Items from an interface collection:
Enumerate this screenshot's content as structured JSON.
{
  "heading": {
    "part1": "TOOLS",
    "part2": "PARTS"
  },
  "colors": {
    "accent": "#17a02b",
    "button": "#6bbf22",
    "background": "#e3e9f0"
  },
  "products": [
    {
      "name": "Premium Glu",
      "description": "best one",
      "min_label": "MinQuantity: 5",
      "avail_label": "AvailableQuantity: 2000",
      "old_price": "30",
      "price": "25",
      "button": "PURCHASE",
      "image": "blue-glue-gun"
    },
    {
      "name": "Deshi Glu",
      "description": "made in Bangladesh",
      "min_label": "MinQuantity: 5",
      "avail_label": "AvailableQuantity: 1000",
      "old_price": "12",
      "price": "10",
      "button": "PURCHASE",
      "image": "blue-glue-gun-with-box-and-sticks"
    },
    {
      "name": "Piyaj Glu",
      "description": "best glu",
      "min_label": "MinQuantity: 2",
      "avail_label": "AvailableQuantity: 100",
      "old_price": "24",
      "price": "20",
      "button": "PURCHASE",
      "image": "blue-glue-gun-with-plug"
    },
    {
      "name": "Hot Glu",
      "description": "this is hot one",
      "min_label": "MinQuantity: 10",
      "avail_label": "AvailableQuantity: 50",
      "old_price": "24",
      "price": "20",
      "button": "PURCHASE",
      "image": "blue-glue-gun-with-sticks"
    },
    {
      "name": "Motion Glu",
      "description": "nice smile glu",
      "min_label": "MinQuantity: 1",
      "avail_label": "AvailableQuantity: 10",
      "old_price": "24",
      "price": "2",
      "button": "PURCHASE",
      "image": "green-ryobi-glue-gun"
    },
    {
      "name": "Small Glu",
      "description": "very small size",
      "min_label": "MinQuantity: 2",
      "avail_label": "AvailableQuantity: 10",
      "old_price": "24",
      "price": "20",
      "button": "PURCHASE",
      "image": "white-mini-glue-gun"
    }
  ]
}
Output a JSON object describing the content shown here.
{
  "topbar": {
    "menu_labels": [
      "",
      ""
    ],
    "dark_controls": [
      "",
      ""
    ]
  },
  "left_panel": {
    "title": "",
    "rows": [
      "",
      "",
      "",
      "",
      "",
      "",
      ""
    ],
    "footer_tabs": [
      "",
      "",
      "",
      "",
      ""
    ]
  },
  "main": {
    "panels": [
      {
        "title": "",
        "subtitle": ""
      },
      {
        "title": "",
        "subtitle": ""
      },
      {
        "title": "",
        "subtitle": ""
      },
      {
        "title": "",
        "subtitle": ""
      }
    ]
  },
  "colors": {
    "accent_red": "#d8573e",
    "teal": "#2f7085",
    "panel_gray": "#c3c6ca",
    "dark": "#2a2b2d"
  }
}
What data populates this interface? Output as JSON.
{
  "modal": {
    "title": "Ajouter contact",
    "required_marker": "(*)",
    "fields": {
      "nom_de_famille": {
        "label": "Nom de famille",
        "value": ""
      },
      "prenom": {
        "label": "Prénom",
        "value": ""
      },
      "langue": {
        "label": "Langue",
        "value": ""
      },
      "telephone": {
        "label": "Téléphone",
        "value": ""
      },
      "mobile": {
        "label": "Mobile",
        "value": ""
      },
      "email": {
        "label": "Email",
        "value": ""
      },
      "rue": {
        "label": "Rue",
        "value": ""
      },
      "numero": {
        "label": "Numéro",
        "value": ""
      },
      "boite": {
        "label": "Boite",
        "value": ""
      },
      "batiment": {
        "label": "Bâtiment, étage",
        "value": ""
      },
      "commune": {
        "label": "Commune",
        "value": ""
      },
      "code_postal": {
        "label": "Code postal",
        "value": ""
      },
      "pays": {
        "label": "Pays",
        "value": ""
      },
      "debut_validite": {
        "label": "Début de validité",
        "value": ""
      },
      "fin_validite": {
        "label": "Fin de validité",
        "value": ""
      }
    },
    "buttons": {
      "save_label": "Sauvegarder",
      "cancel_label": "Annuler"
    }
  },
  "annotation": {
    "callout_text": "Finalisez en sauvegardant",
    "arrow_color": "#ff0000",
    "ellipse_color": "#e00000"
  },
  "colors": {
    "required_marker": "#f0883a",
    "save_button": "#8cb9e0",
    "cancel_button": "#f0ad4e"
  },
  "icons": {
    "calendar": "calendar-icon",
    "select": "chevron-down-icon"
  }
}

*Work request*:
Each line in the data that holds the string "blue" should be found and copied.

*Your response*:
      "image": "blue-glue-gun"
      "image": "blue-glue-gun-with-box-and-sticks"
      "image": "blue-glue-gun-with-plug"
      "image": "blue-glue-gun-with-sticks"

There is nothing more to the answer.